An hour later we were on our way again and joined the Leeds and Liverpool Canal on a short section to the Cross Keys pub at East Marton. We were staying at Elslack Grange this evening and the owner was picking us up from the pub to transport us to our accommodation in Elslack. After a few pints by the large roaring fireplace we phoned for the pick up and were delighted to see the standard of accommodation at Elslack Grange. It was certainly 5 star and one of the best places found on all our travels over the years.

We dined in the Tempest Arms in Elslack and the food and choice of ales was again excellent.

Pennine Way 3, passing through Gargrave.Day 3 East Marton to Pondon (12.5 miles)

After a great breakfast we were dropped off at the Cross Keys pub in East Marton and started the day in dry weather. However this didn’t last long and soon we were walking in sluicing rain. This lasted all day and conditions underfoot were far from ideal. It was to prove one of the worst days for rain on this Pennine Way 3 journey, in fact in all of the Pennine Way.  

We passed through Thornton-in-Craven, then started the climb up to Pinshaw Beacon. It was then back down to Lothersdale and as we were passing the Hare and Hounds pub, the idea of some respite from the rain crossed our minds. However, the notice outside the pub asking walkers to take off their boots and wet clothes didn’t appeal so we carried on unsated.

We passed through Ickornshaw then started the climb up to Ickornshaw Moor. This was a dreadful place, a virtual swamp, with even one part appropriately named ‘The Sea’. The tide was in full flood when we crossed it! It was then down through the swamp to Ponden. We didn’t go around the south of the reservoir as we were staying further along the road at the Old Silent Inn.

After a few hours spent in driving rain we were glad to get inside and sample the delights of the Theakston’s Ales, the Old Peculiar went down very well, in fact too well.

Day 4 Pondon to Hebden Bridge (11.5 miles)

The weather had now changed and the sun was out. We rejoined our Pennine Way 3 track near Duke Top. On the way to Top Withens we met three ladies who were walking the Pennine Way. Two were hiking and the other driving the motor home which was their accommodation for the trip. This struck us as an excellent way to save money on any long distance walk, as accommodation in Britain is becoming very expensive and camping is no longer an option for us.

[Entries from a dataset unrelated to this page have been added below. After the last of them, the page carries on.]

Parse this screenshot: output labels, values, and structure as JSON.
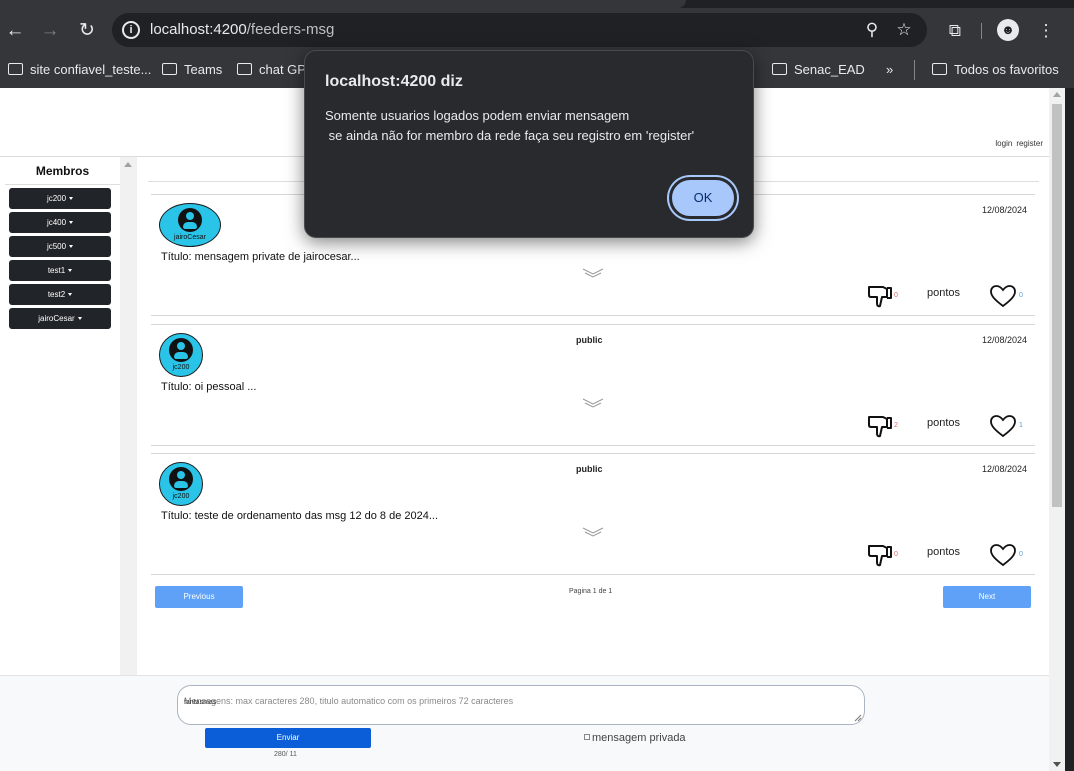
{
  "browser": {
    "url_host": "localhost:4200",
    "url_path": "/feeders-msg",
    "bookmarks": [
      "site confiavel_teste...",
      "Teams",
      "chat GPT",
      "Senac_EAD",
      "Todos os favoritos"
    ],
    "overflow_label": "»"
  },
  "header": {
    "login_label": "login",
    "register_label": "register"
  },
  "sidebar": {
    "title": "Membros",
    "members": [
      "jc200",
      "jc400",
      "jc500",
      "test1",
      "test2",
      "jairoCesar"
    ]
  },
  "posts": [
    {
      "username": "jairoCesar",
      "visibility": "",
      "date": "12/08/2024",
      "title": "Título: mensagem private de jairocesar...",
      "dislikes": "0",
      "points_label": "pontos",
      "likes": "0"
    },
    {
      "username": "jc200",
      "visibility": "public",
      "date": "12/08/2024",
      "title": "Título: oi pessoal ...",
      "dislikes": "2",
      "points_label": "pontos",
      "likes": "1"
    },
    {
      "username": "jc200",
      "visibility": "public",
      "date": "12/08/2024",
      "title": "Título: teste de ordenamento das msg 12 do 8 de 2024...",
      "dislikes": "0",
      "points_label": "pontos",
      "likes": "0"
    }
  ],
  "pager": {
    "previous": "Previous",
    "info": "Pagina 1 de 1",
    "next": "Next"
  },
  "composer": {
    "placeholder": "Mensagens: max caracteres 280, titulo automatico com os primeiros 72 caracteres",
    "value": "fantasmas",
    "send_label": "Enviar",
    "counter": "280/ 11",
    "private_label": "mensagem privada"
  },
  "dialog": {
    "title": "localhost:4200 diz",
    "message": "Somente usuarios logados podem enviar mensagem\n se ainda não for membro da rede faça seu registro em 'register'",
    "ok_label": "OK"
  },
  "colors": {
    "avatar": "#29c4e8",
    "dark_button": "#212529",
    "pager": "#5ea1f7",
    "send": "#0b5ed7",
    "dialog_ok": "#a8c7fa"
  }
}
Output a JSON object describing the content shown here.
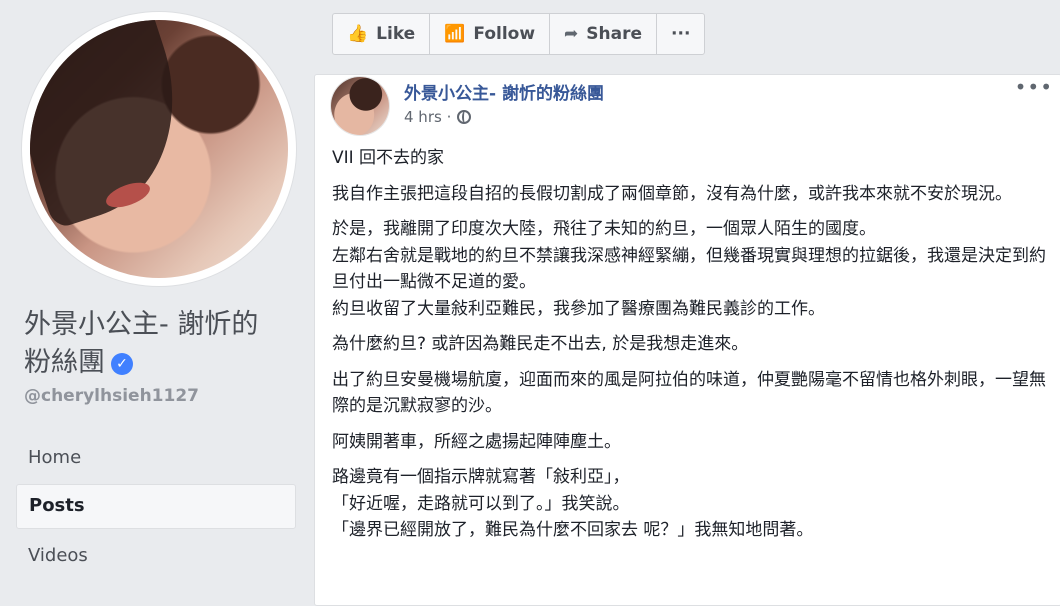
{
  "page": {
    "name": "外景小公主- 謝忻的粉絲團",
    "name_line1": "外景小公主- 謝忻的",
    "name_line2": "粉絲團",
    "handle": "@cherylhsieh1127",
    "verified_icon": "verified-check-icon"
  },
  "nav": [
    {
      "label": "Home"
    },
    {
      "label": "Posts"
    },
    {
      "label": "Videos"
    }
  ],
  "actions": {
    "like": "Like",
    "follow": "Follow",
    "share": "Share",
    "more": "···"
  },
  "post": {
    "author": "外景小公主- 謝忻的粉絲團",
    "time": "4 hrs",
    "more": "•••",
    "paragraphs": [
      "VII 回不去的家",
      "我自作主張把這段自招的長假切割成了兩個章節，沒有為什麼，或許我本來就不安於現況。",
      "於是，我離開了印度次大陸，飛往了未知的約旦，一個眾人陌生的國度。",
      "左鄰右舍就是戰地的約旦不禁讓我深感神經緊繃，但幾番現實與理想的拉鋸後，我還是決定到約旦付出一點微不足道的愛。",
      "約旦收留了大量敍利亞難民，我參加了醫療團為難民義診的工作。",
      "為什麼約旦? 或許因為難民走不出去, 於是我想走進來。",
      "出了約旦安曼機場航廈，迎面而來的風是阿拉伯的味道，仲夏艷陽毫不留情也格外刺眼，一望無際的是沉默寂寥的沙。",
      "阿姨開著車，所經之處揚起陣陣塵土。",
      "路邊竟有一個指示牌就寫著「敍利亞」，",
      "「好近喔，走路就可以到了。」我笑說。",
      "「邊界已經開放了，難民為什麼不回家去 呢？」我無知地問著。"
    ]
  },
  "colors": {
    "link": "#385898",
    "verified": "#4080ff",
    "background": "#e9ebee"
  }
}
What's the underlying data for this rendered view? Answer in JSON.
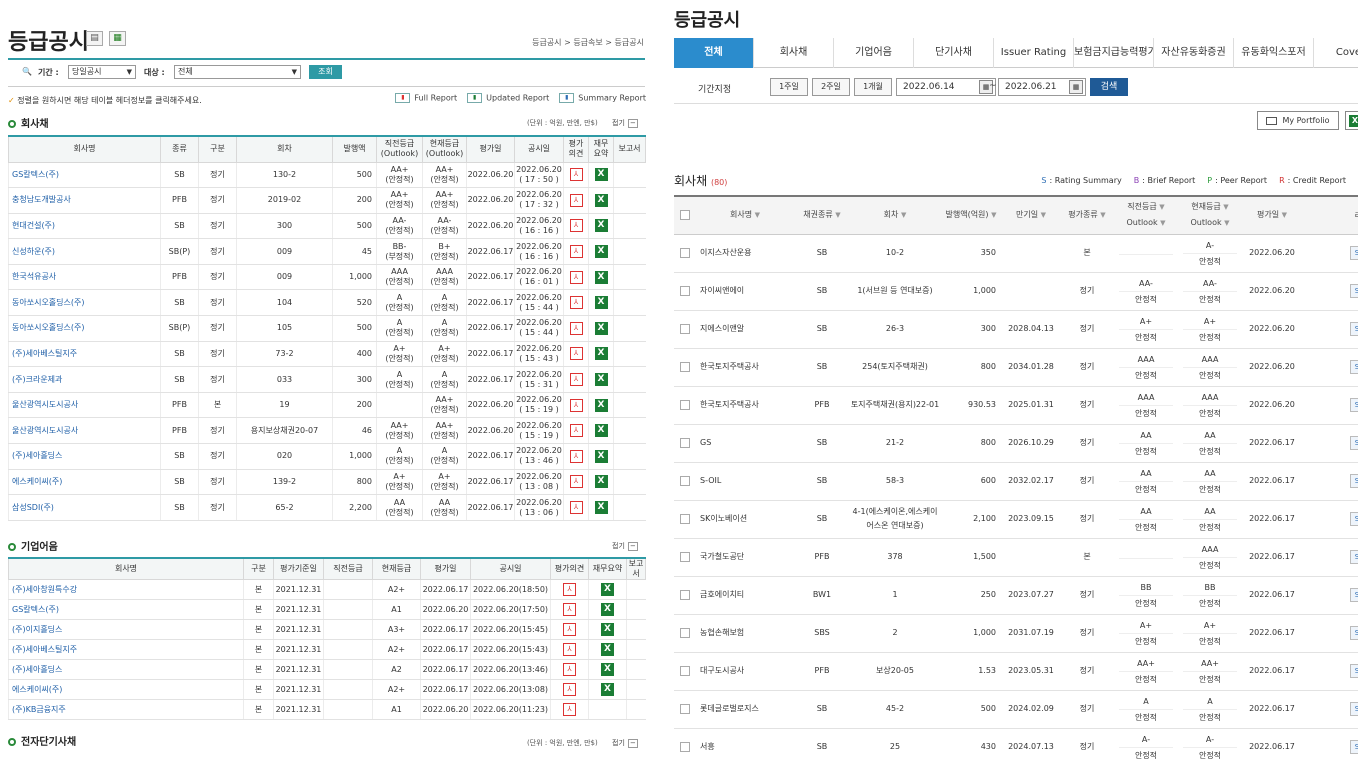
{
  "left": {
    "title": "등급공시",
    "breadcrumb": "등급공시 > 등급속보 > 등급공시",
    "filter": {
      "period_label": "기간 :",
      "period_value": "당일공시",
      "target_label": "대상 :",
      "target_value": "전체",
      "search_label": "조회"
    },
    "note": "정렬을 원하시면 해당 테이블 헤더정보를 클릭해주세요.",
    "reports": [
      "Full Report",
      "Updated Report",
      "Summary Report"
    ],
    "bonds": {
      "title": "회사채",
      "unit": "(단위 : 억원, 만엔, 만$)",
      "fold": "접기",
      "headers": [
        "회사명",
        "종류",
        "구분",
        "회차",
        "발행액",
        "직전등급\n(Outlook)",
        "현재등급\n(Outlook)",
        "평가일",
        "공시일",
        "평가\n의견",
        "재무\n요약",
        "보고서"
      ],
      "rows": [
        [
          "GS칼텍스(주)",
          "SB",
          "정기",
          "130-2",
          "500",
          "AA+\n(안정적)",
          "AA+\n(안정적)",
          "2022.06.20",
          "2022.06.20\n( 17 : 50 )"
        ],
        [
          "충청남도개발공사",
          "PFB",
          "정기",
          "2019-02",
          "200",
          "AA+\n(안정적)",
          "AA+\n(안정적)",
          "2022.06.20",
          "2022.06.20\n( 17 : 32 )"
        ],
        [
          "현대건설(주)",
          "SB",
          "정기",
          "300",
          "500",
          "AA-\n(안정적)",
          "AA-\n(안정적)",
          "2022.06.20",
          "2022.06.20\n( 16 : 16 )"
        ],
        [
          "신성하운(주)",
          "SB(P)",
          "정기",
          "009",
          "45",
          "BB-\n(부정적)",
          "B+\n(안정적)",
          "2022.06.17",
          "2022.06.20\n( 16 : 16 )"
        ],
        [
          "한국석유공사",
          "PFB",
          "정기",
          "009",
          "1,000",
          "AAA\n(안정적)",
          "AAA\n(안정적)",
          "2022.06.17",
          "2022.06.20\n( 16 : 01 )"
        ],
        [
          "동아쏘시오홀딩스(주)",
          "SB",
          "정기",
          "104",
          "520",
          "A\n(안정적)",
          "A\n(안정적)",
          "2022.06.17",
          "2022.06.20\n( 15 : 44 )"
        ],
        [
          "동아쏘시오홀딩스(주)",
          "SB(P)",
          "정기",
          "105",
          "500",
          "A\n(안정적)",
          "A\n(안정적)",
          "2022.06.17",
          "2022.06.20\n( 15 : 44 )"
        ],
        [
          "(주)세아베스틸지주",
          "SB",
          "정기",
          "73-2",
          "400",
          "A+\n(안정적)",
          "A+\n(안정적)",
          "2022.06.17",
          "2022.06.20\n( 15 : 43 )"
        ],
        [
          "(주)크라운제과",
          "SB",
          "정기",
          "033",
          "300",
          "A\n(안정적)",
          "A\n(안정적)",
          "2022.06.17",
          "2022.06.20\n( 15 : 31 )"
        ],
        [
          "울산광역시도시공사",
          "PFB",
          "본",
          "19",
          "200",
          "",
          "AA+\n(안정적)",
          "2022.06.20",
          "2022.06.20\n( 15 : 19 )"
        ],
        [
          "울산광역시도시공사",
          "PFB",
          "정기",
          "용지보상채권20-07",
          "46",
          "AA+\n(안정적)",
          "AA+\n(안정적)",
          "2022.06.20",
          "2022.06.20\n( 15 : 19 )"
        ],
        [
          "(주)세아홀딩스",
          "SB",
          "정기",
          "020",
          "1,000",
          "A\n(안정적)",
          "A\n(안정적)",
          "2022.06.17",
          "2022.06.20\n( 13 : 46 )"
        ],
        [
          "에스케이씨(주)",
          "SB",
          "정기",
          "139-2",
          "800",
          "A+\n(안정적)",
          "A+\n(안정적)",
          "2022.06.17",
          "2022.06.20\n( 13 : 08 )"
        ],
        [
          "삼성SDI(주)",
          "SB",
          "정기",
          "65-2",
          "2,200",
          "AA\n(안정적)",
          "AA\n(안정적)",
          "2022.06.17",
          "2022.06.20\n( 13 : 06 )"
        ]
      ]
    },
    "cp": {
      "title": "기업어음",
      "fold": "접기",
      "headers": [
        "회사명",
        "구분",
        "평가기준일",
        "직전등급",
        "현재등급",
        "평가일",
        "공시일",
        "평가의견",
        "재무요약",
        "보고서"
      ],
      "rows": [
        [
          "(주)세아창원특수강",
          "본",
          "2021.12.31",
          "",
          "A2+",
          "2022.06.17",
          "2022.06.20(18:50)"
        ],
        [
          "GS칼텍스(주)",
          "본",
          "2021.12.31",
          "",
          "A1",
          "2022.06.20",
          "2022.06.20(17:50)"
        ],
        [
          "(주)이지홀딩스",
          "본",
          "2021.12.31",
          "",
          "A3+",
          "2022.06.17",
          "2022.06.20(15:45)"
        ],
        [
          "(주)세아베스틸지주",
          "본",
          "2021.12.31",
          "",
          "A2+",
          "2022.06.17",
          "2022.06.20(15:43)"
        ],
        [
          "(주)세아홀딩스",
          "본",
          "2021.12.31",
          "",
          "A2",
          "2022.06.17",
          "2022.06.20(13:46)"
        ],
        [
          "에스케이씨(주)",
          "본",
          "2021.12.31",
          "",
          "A2+",
          "2022.06.17",
          "2022.06.20(13:08)"
        ],
        [
          "(주)KB금융지주",
          "본",
          "2021.12.31",
          "",
          "A1",
          "2022.06.20",
          "2022.06.20(11:23)"
        ]
      ]
    },
    "estb": {
      "title": "전자단기사채",
      "unit": "(단위 : 억원, 만엔, 만$)",
      "fold": "접기"
    }
  },
  "right": {
    "title": "등급공시",
    "tabs": [
      "전체",
      "회사채",
      "기업어음",
      "단기사채",
      "Issuer Rating",
      "보험금지급능력평가",
      "자산유동화증권",
      "유동화익스포저",
      "Covere"
    ],
    "filter": {
      "label": "기간지정",
      "buttons": [
        "1주일",
        "2주일",
        "1개월"
      ],
      "date_from": "2022.06.14",
      "tilde": "~",
      "date_to": "2022.06.21",
      "search": "검색"
    },
    "portfolio": "My Portfolio",
    "section": "회사채",
    "count": "(80)",
    "legend": [
      {
        "k": "S",
        "t": ": Rating Summary",
        "c": "#2f6fb5"
      },
      {
        "k": "B",
        "t": ": Brief Report",
        "c": "#8a3fb5"
      },
      {
        "k": "P",
        "t": ": Peer Report",
        "c": "#2a9a3a"
      },
      {
        "k": "R",
        "t": ": Credit Report",
        "c": "#d03030"
      }
    ],
    "headers": {
      "company": "회사명",
      "type": "채권종류",
      "round": "회차",
      "amount": "발행액(억원)",
      "maturity": "만기일",
      "eval_type": "평가종류",
      "prev1": "직전등급",
      "prev2": "Outlook",
      "cur1": "현재등급",
      "cur2": "Outlook",
      "date": "평가일",
      "rep": "리"
    },
    "rows": [
      [
        "이지스자산운용",
        "SB",
        "10-2",
        "350",
        "",
        "본",
        "",
        "",
        "A-",
        "안정적",
        "2022.06.20"
      ],
      [
        "자이씨앤에이",
        "SB",
        "1(서브원 등 연대보증)",
        "1,000",
        "",
        "정기",
        "AA-",
        "안정적",
        "AA-",
        "안정적",
        "2022.06.20"
      ],
      [
        "지에스이앤알",
        "SB",
        "26-3",
        "300",
        "2028.04.13",
        "정기",
        "A+",
        "안정적",
        "A+",
        "안정적",
        "2022.06.20"
      ],
      [
        "한국토지주택공사",
        "SB",
        "254(토지주택채권)",
        "800",
        "2034.01.28",
        "정기",
        "AAA",
        "안정적",
        "AAA",
        "안정적",
        "2022.06.20"
      ],
      [
        "한국토지주택공사",
        "PFB",
        "토지주택채권(용지)22-01",
        "930.53",
        "2025.01.31",
        "정기",
        "AAA",
        "안정적",
        "AAA",
        "안정적",
        "2022.06.20"
      ],
      [
        "GS",
        "SB",
        "21-2",
        "800",
        "2026.10.29",
        "정기",
        "AA",
        "안정적",
        "AA",
        "안정적",
        "2022.06.17"
      ],
      [
        "S-OIL",
        "SB",
        "58-3",
        "600",
        "2032.02.17",
        "정기",
        "AA",
        "안정적",
        "AA",
        "안정적",
        "2022.06.17"
      ],
      [
        "SK이노베이션",
        "SB",
        "4-1(에스케이온,에스케이어스온 연대보증)",
        "2,100",
        "2023.09.15",
        "정기",
        "AA",
        "안정적",
        "AA",
        "안정적",
        "2022.06.17"
      ],
      [
        "국가철도공단",
        "PFB",
        "378",
        "1,500",
        "",
        "본",
        "",
        "",
        "AAA",
        "안정적",
        "2022.06.17"
      ],
      [
        "금호에이치티",
        "BW1",
        "1",
        "250",
        "2023.07.27",
        "정기",
        "BB",
        "안정적",
        "BB",
        "안정적",
        "2022.06.17"
      ],
      [
        "농협손해보험",
        "SBS",
        "2",
        "1,000",
        "2031.07.19",
        "정기",
        "A+",
        "안정적",
        "A+",
        "안정적",
        "2022.06.17"
      ],
      [
        "대구도시공사",
        "PFB",
        "보상20-05",
        "1.53",
        "2023.05.31",
        "정기",
        "AA+",
        "안정적",
        "AA+",
        "안정적",
        "2022.06.17"
      ],
      [
        "롯데글로벌로지스",
        "SB",
        "45-2",
        "500",
        "2024.02.09",
        "정기",
        "A",
        "안정적",
        "A",
        "안정적",
        "2022.06.17"
      ],
      [
        "서흥",
        "SB",
        "25",
        "430",
        "2024.07.13",
        "정기",
        "A-",
        "안정적",
        "A-",
        "안정적",
        "2022.06.17"
      ]
    ],
    "s_label": "S"
  },
  "icons": {
    "print": "print-icon",
    "excel": "excel-icon",
    "search": "search-icon",
    "calendar": "calendar-icon",
    "pdf": "pdf-icon"
  }
}
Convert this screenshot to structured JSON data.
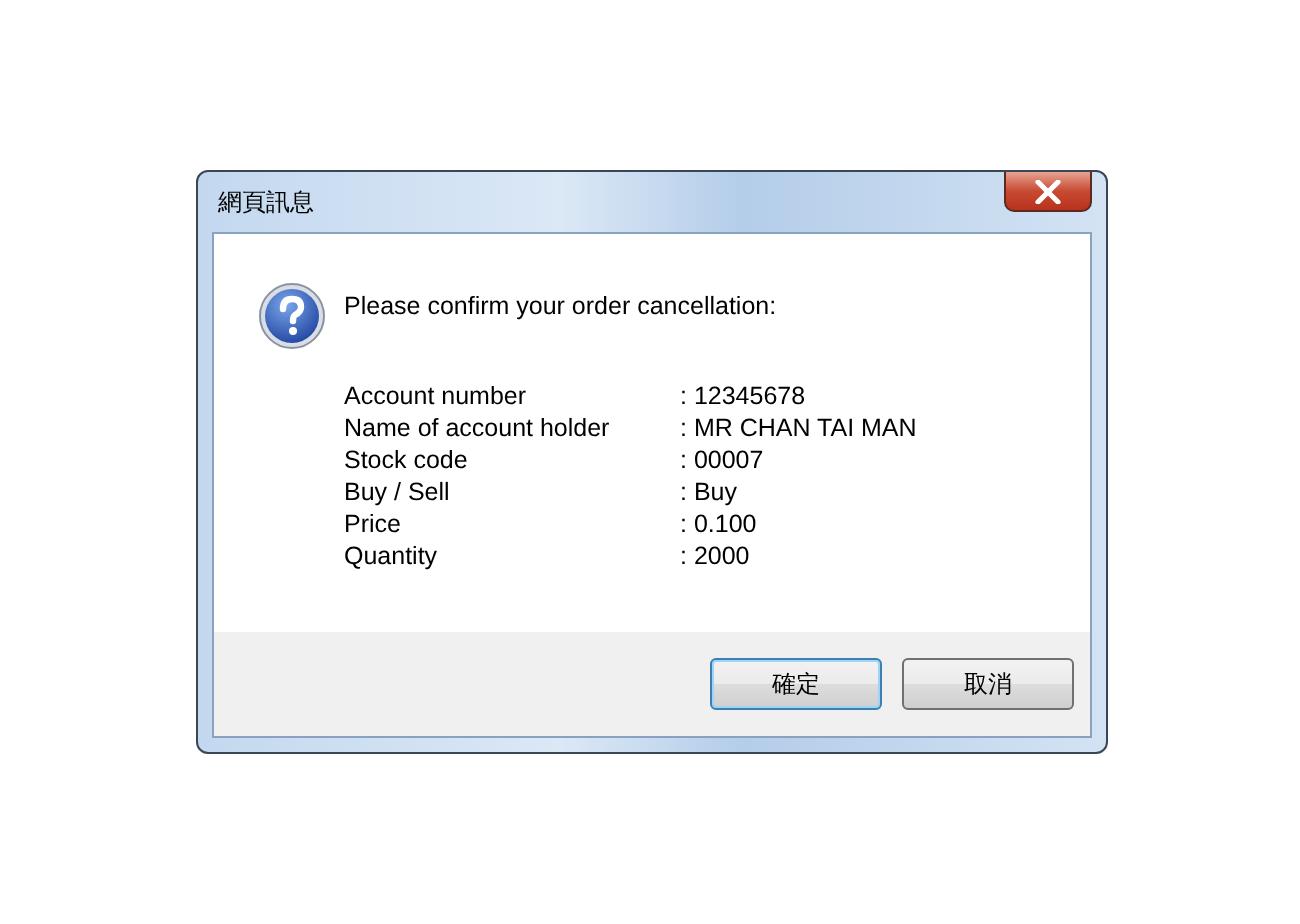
{
  "window": {
    "title": "網頁訊息"
  },
  "message": "Please confirm your order cancellation:",
  "details": [
    {
      "label": "Account number",
      "value": ": 12345678"
    },
    {
      "label": "Name of account holder",
      "value": ": MR CHAN TAI MAN"
    },
    {
      "label": "Stock code",
      "value": ": 00007"
    },
    {
      "label": "Buy / Sell",
      "value": ": Buy"
    },
    {
      "label": "Price",
      "value": ": 0.100"
    },
    {
      "label": "Quantity",
      "value": ": 2000"
    }
  ],
  "buttons": [
    {
      "label": "確定",
      "selected": true
    },
    {
      "label": "取消",
      "selected": false
    }
  ]
}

From Top Withens we walked downhill to pass the three reservoirs, Walshaw Dean Higher, Middle and Lower before heading over the moors again and down to Hebden Bridge. The Stubbing Wharf pub provided a much needed pint or three before we headed down the road to sample the local fish and chips.

Our accommodation was poor and we dined in the Italian restaurant La Perla which was a great choice. We finished off the evening watching football on a large screen at the Trades Club. 

Pennine Way 3, the Old Silent Inn at Ponden.Day 5 Hebden Bridge to Blackstone Edge (8 miles)

This was to be our final half days walk of the Pennine Way 3 trip and it turned out to be a very windy one. It started with a long climb out of Hebden Bridge through Callis Wood and on up to the Stoodley Pike Monument. The wind took away my rucksack cover, which was never to be seen again.

From Stoodley Pike it was good walking along the rock outcrops above Mankinholes and on past the reservoirs of Warland, Light Hazzles and finally to Blackstone Edge. Our walking on this part of the Pennine Way 3 trip was now over and we adjourned to the White House pub for some food and liquid refreshment. 

Related Content
Pennine Way

Pennine Way – Kirk Yetholm to Garigill
Pennine Way – Garigill to Horton-in-Ribblesdale
Pennine Way – Blackstone Edge to Edale

Comments

Pennine Way 3 — 2 Comments

  1. Hi Bill,

    I like the photos, and the slide show is brilliant. Your countryside is so different to mine, so every picture is a new experience for me. Maybe one day I will get over there to see some of it for myself. But in the meantime, keep posting those pictures and slide shows.

    Don

    • Glad you liked it Don. Correct me if I am wrong but I seem to remember you mentioning on your blog in a post or comment that your parents were from the UK. If so when did they emigrate and were you born in Oz? Bill